The two largest groups of Americans, Gen Y and the baby boomers, both favor urban living. That, plus new economic realities, will change the future of real estate, a report says.
A conference last week in Dallas provided yet another piece of evidence that the real-estate market of the future is not going to be like the market of the past.
Putting another nail in the coffin of far-flung suburbs, the Urban Land Institute, drawing from a recent report, provided yet more evidence that future homebuyers will want something different.
The new homebuyer wants a smaller home in an urban area, as well as a shorter commute to work and smaller payments.
Faced with the prospect of vacant, abandoned houses bringing down their property values, neighbors are buying and fixing the homes themselves.
In South Bend, Ind., neighbors are taking the foreclosure crisis into their own hands.
Faced with the prospect of vacant and abandoned homes ruining their neighborhoods, they have embarked upon their own personal urban renewal projects: buying vacant homes and fixing them up themselves.
This is easier to do in South Bend than it would be in some other cities because the vacant properties are being sold for such low prices, as little as $750.

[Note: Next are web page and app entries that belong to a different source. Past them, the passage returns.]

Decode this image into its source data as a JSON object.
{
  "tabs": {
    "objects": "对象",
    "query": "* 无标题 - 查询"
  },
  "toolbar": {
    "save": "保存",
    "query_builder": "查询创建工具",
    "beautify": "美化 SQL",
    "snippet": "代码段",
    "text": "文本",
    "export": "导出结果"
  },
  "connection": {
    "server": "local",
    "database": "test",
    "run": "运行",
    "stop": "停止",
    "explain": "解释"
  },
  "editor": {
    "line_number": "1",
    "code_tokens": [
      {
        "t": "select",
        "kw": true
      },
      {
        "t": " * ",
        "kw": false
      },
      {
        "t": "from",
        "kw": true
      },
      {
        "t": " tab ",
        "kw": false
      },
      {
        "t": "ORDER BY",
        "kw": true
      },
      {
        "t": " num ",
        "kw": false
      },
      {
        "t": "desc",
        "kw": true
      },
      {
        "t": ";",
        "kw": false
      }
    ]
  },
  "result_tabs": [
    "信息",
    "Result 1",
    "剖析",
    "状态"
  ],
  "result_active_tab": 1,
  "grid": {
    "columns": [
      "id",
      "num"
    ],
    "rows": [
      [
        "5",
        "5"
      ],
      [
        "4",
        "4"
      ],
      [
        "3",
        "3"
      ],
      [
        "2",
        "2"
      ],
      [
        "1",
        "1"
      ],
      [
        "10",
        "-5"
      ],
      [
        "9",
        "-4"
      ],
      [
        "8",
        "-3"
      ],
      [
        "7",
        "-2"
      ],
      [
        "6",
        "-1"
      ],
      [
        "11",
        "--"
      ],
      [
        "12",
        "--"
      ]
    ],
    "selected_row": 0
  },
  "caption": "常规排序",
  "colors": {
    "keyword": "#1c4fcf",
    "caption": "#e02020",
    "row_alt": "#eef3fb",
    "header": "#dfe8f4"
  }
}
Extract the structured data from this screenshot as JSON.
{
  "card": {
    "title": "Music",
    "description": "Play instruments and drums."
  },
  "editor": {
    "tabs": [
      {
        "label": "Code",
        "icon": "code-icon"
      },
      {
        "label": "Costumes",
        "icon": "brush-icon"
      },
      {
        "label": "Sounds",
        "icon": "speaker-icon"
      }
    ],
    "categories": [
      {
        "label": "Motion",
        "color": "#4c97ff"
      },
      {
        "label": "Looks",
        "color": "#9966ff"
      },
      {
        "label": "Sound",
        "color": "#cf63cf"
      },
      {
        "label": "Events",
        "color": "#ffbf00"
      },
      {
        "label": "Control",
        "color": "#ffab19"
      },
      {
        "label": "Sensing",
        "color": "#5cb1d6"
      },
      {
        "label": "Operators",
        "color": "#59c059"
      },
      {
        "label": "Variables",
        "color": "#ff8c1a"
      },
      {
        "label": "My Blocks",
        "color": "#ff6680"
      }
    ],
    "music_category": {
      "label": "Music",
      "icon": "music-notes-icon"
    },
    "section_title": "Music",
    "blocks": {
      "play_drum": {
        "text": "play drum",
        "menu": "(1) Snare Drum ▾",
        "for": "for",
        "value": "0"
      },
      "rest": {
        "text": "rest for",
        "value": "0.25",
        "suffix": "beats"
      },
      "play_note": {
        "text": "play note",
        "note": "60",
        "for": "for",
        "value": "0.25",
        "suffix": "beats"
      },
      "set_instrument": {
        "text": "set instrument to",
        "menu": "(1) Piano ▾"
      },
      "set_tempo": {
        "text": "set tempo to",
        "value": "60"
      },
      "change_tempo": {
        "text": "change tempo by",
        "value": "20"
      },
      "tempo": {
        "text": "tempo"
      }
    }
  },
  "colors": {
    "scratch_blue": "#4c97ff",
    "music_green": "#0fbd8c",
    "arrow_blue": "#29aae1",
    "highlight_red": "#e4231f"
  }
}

Pilot foreclosure-alternative program offers some homeowners a chance to rent for three years in exchange for signing over their homes. Is it a good deal? It depends.
Underwater homeowners who are struggling to make hefty mortgage payments often think longingly of leaving the home and renting the place across the street for a lot less money. Some have probably done that.

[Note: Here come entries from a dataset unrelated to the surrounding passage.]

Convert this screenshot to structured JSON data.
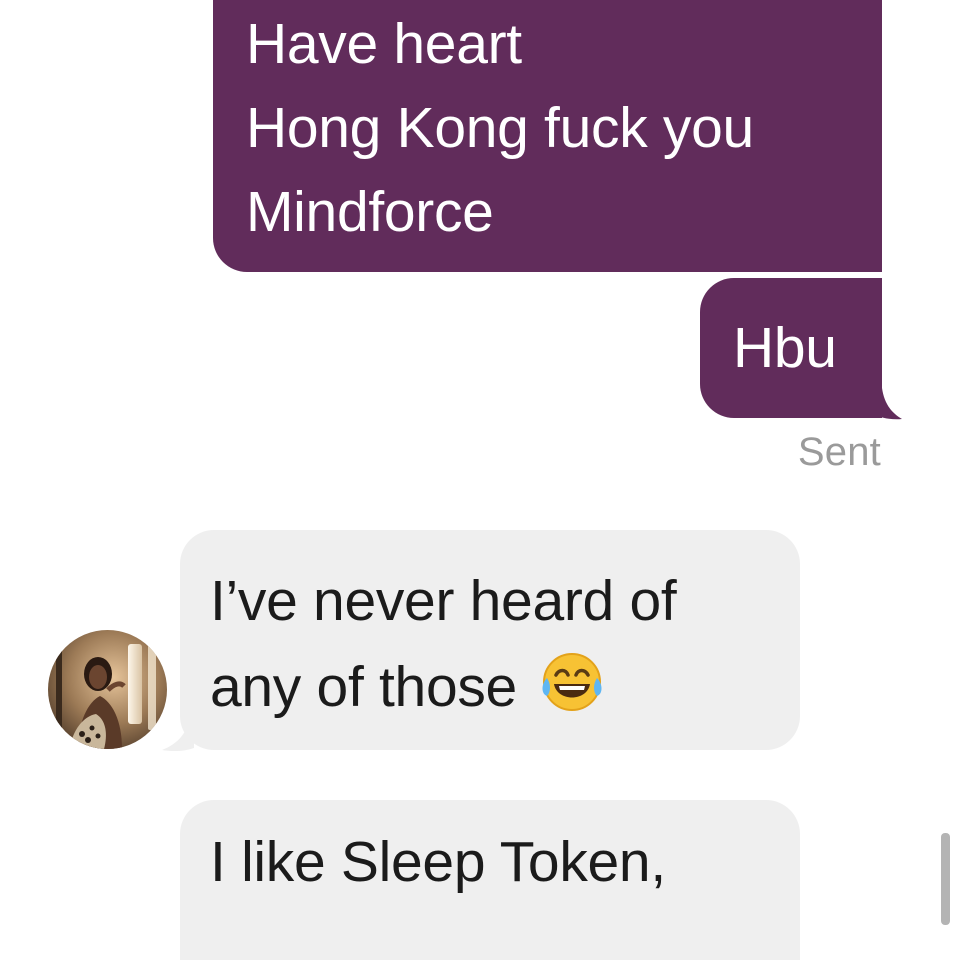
{
  "thread": {
    "messages": [
      {
        "direction": "sent",
        "lines": [
          "Have heart",
          "Hong Kong fuck you",
          "Mindforce"
        ]
      },
      {
        "direction": "sent",
        "text": "Hbu",
        "status": "Sent"
      },
      {
        "direction": "received",
        "lines": [
          "I’ve never heard of",
          "any of those"
        ],
        "emoji": "face-with-tears-of-joy",
        "sender_avatar": "profile-photo"
      },
      {
        "direction": "received",
        "text": "I like Sleep Token,"
      }
    ]
  },
  "colors": {
    "sent_bubble": "#612c5b",
    "received_bubble": "#efefef",
    "status_text": "#9a9a9a"
  }
}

Now Bank of America is trying a pilot program in which it will let homeowners facing foreclosure give their homes to the bank and then rent for up to three years at a lower monthly cost.
The bank has offered its new "Mortgage to Lease" program to about 1,000 borrowers in Nevada, Arizona and New York. If the program is successful, it may be rolled out in other areas.
The new Case-Shiller report finds that prices are still falling, but not quite as fast. But eight of 19 cities hit new lows in January, and prices nationwide are at 2003 levels.
We have good news and bad news in the latest S&P/Case-Shiller Housing Market Index: Prices are still falling, but they're not falling quite as fast.
That may mean the market is approaching bottom.
The S&P/Case-Shiller Home Price Indices for January found that prices dropped in 16 of 19 cities from December, with Miami, Phoenix and Washington, D.C., the notable exceptions (there were no data for Charlotte, N.C., this month). Year over year, prices dropped in all the cities except Detroit, Phoenix and Denver.
A New Hampshire woman has racked up $13,800 in penalties for refusing to remove her daisies and irises. The board argues that all the grounds are common areas.
A New Hampshire homeowner is facing a penalty of more than $13,800 because her condo association doesn't like her flowers.
Kimberly Bois planted a garden at her Portsmouth, N.H., condominium in 2008 with the permission of the developer. Her blooms include daisies, bearded irises, lavender, hydrangeas and tulips, some of which came from heirloom plants in her late mother's garden.
Last fall, her condo association demanded that she remove the flowers and now is asking her to pay for contractors approved by the association to rip them out. She has received 13 registered letters demanding that she cease and desist in growing her garden. A fine of $25 a day grew to $50 a day. So far, the association says she owes $5,800 in fines and $8,000 in attorney fees and has placed a lien on her unit.
Pending sales fell slightly in February, though they are up from last year. Analysts disagree over what that means for the spring selling season.
The number of contracts to buy homes signed in February was 0.5 points lower than in the previous month but 9.2% above the level of a year ago.
The National Association of Realtors' Pending Home Sales Index stood at 96.5 in February, down from 97 in January but up from 88.4 in February 2011. Analysts disagreed over what the number means for the spring selling season.
Usually, the number of contracts is an indication of the number of sales we'll see a few months down the road, but the last year has seen a large number of contract cancellations.